▶ REQUIRED ACTION: Across the entries, how many lines have the string "arrow" in them? Reply with only a number.

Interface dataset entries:
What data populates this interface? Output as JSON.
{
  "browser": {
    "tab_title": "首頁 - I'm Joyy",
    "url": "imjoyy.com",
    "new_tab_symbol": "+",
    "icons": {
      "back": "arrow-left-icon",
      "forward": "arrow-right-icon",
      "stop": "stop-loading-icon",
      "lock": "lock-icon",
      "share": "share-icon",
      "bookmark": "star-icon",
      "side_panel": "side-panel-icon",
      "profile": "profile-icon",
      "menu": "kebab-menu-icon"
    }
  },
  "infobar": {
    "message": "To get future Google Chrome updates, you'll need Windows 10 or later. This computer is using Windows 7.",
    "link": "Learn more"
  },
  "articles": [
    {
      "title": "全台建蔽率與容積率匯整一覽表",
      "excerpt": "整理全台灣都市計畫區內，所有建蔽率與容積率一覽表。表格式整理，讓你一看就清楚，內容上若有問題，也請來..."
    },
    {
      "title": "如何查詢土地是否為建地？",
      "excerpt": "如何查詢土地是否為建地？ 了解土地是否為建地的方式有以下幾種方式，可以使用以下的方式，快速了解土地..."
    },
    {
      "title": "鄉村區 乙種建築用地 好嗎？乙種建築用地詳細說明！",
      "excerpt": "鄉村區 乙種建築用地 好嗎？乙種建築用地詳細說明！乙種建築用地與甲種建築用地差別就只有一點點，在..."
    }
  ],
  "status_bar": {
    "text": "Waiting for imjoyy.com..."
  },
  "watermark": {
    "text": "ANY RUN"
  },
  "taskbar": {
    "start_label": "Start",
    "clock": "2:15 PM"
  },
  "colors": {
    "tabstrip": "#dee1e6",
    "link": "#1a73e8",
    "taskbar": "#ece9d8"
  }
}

▶ ANSWER TO THE PROBLEM: 2